Exact numbers on how much malnutrition costs Danish society are not available, but the Danish health authority mentioned an additional cost of up to DKK 6 billion in Denmark in 2017 based on calculations from a Dutch study.

»Letting the relocation agreement hit a study programme like ours, is an example of the kind of inside-the-box thinking that only focuses on short-term finances. They don’t even consider the fact that our graduates save lives and save costs to society somewhere else in the system,« says Maria Edwards.

Forced to do it

Department head Nikolai Baastrup Nordsborg is not enthusiastic about the prospect of having to shut down the master’s degree in clinical nutrition. But it was impossible to avoid this decision, he says.

With the reduction requirements stemming from the relocation agreement, it is no longer tenable to maintain two master’s degree programmes in nutrition at the department. One of them has to go. And it will be Clinical Nutrition because Human Nutrition has a weightier research environment and is offered in English. This gives the subject »international opportunities,« says the head of department.

READ ALSO: Humanities to slash student admissions by 24 per cent

That is why the only master’s degree in clinical nutrition in Denmark is slated for closure. Will Danish society feel the consequences of this loss of knowledge?

»There is no doubt that the consequences of the regionalisation plan and the reduction of student places at the University of Copenhagen will have many adverse effects. And I understand those who argue that this decision will have effects that are undesirable.«

One instructor says that the decision is »a disaster« for the clinical nutrition field. These are strong words. Has this lead to you consider rethinking this decision?

»We have considered everything that has been proposed. This does not mean that we think it is a good idea to close the programme. There has been a requirement, and we have had to find a solution.«

Many professionals in the field say that the decision will have serious consequences for our healthcare system and for the treatment of elderly people and patients at the hospitals. This sounds pretty serious. Are they right?

»I think that they should be allowed to have this standpoint. I hear what they say, and of course it has been included in our deliberations, but as I said before: We have been given this requirement, and when we offer this recommendation, it is not because we think it is a good idea, but because we are forced to do so.«

Relocation »nuts«

Maria Edwards agrees that it is the politicians that bear the main responsibility. The relocation agreement has »not been well thought out,« she says, adding later that it is »nuts«.

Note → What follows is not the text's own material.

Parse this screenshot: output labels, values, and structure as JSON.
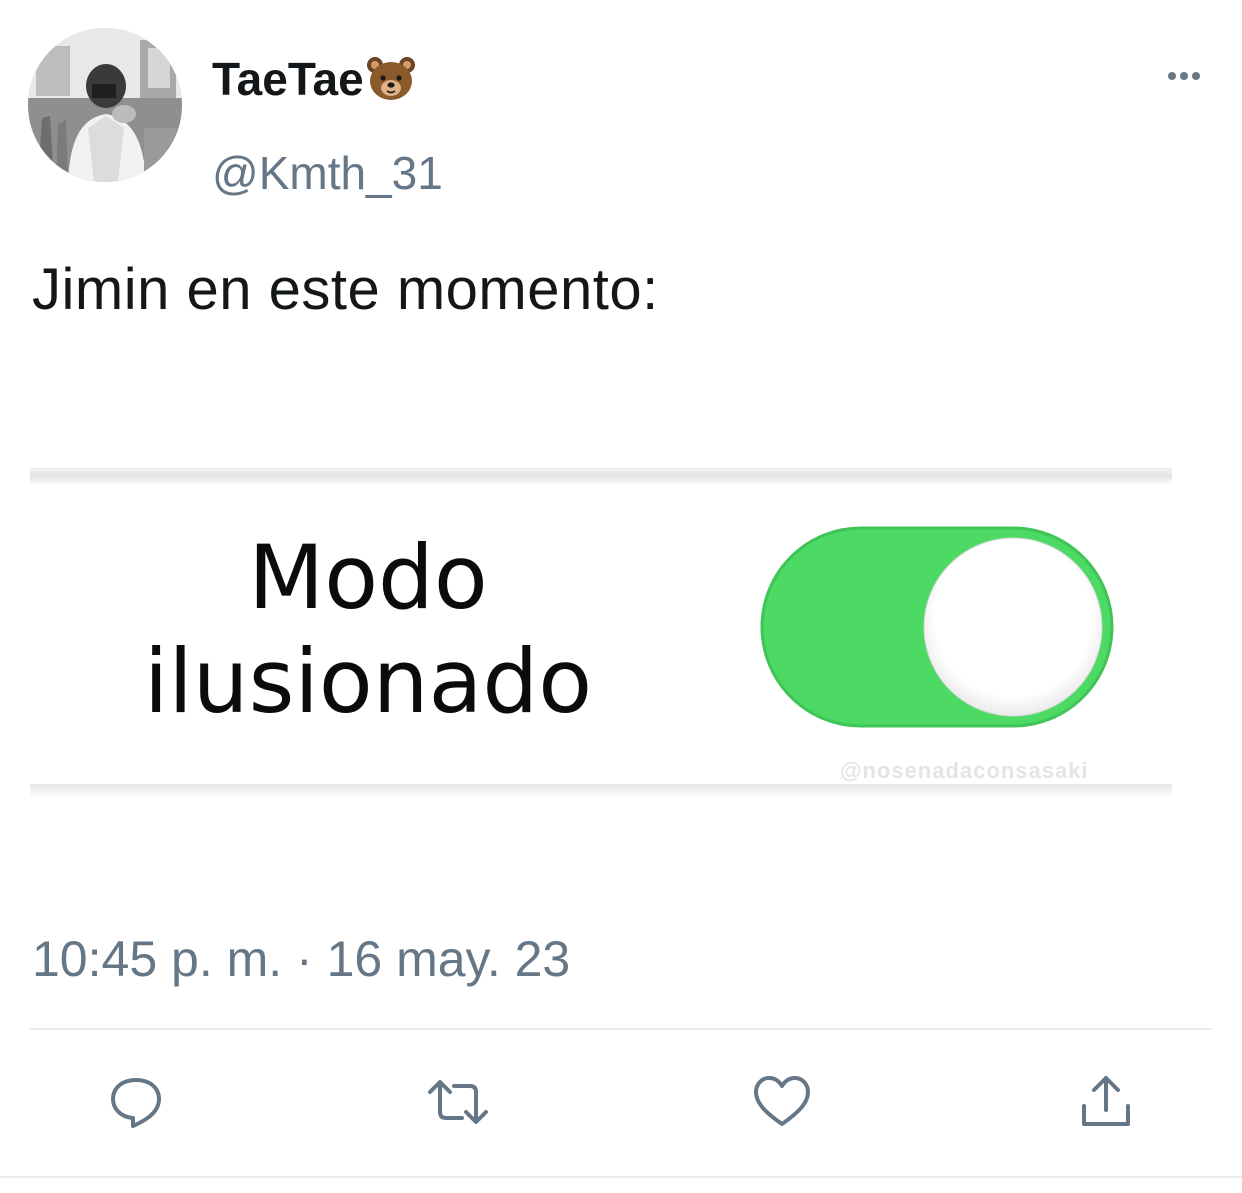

They don’t even consider that our graduates can save lives

Maria Edwards, temporary assistant professor in clinical nutrition

But she does not believe that the university can shirk its responsibility. The department management team has forgotten to take on the societal perspective, and has thought too much about short-term finances, including the attraction of private sector research funding, she says.

»Both the university and the politicians should take their societal commitment seriously. This means that we need to take care of the degree programmes that benefit our citizens,« says Maria Edwards.

Nikolai Baastrup Nordsborg rejects the claim that short-term financial considerations are behind the department decision to select Human Nutrition over Clinical Nutrition. It is about the weight of the research environments and the international opportunities, he repeats.

He insists that the responsibility is primarily political.

»It’s not just about money for the university. Everything the University of Copenhagen does is for society, so when you cut ten per cent in admissions, this will have consequences for society,« he says.

In spite of the pressure then, it appears that the recommendation remains on the rector’s desk. The university is to send a final plan to the Ministry of Higher Education and Science no later than January.

And it’s not just clinical nutrition that the rectorate has to deal with. The master’s programme in clinical nutrition accounts for only a fraction of the 1,590 student places in Copenhagen – 470 of them at the Faculty of Science – that the University of Copenhagen must either cut or relocate up to the year 2030.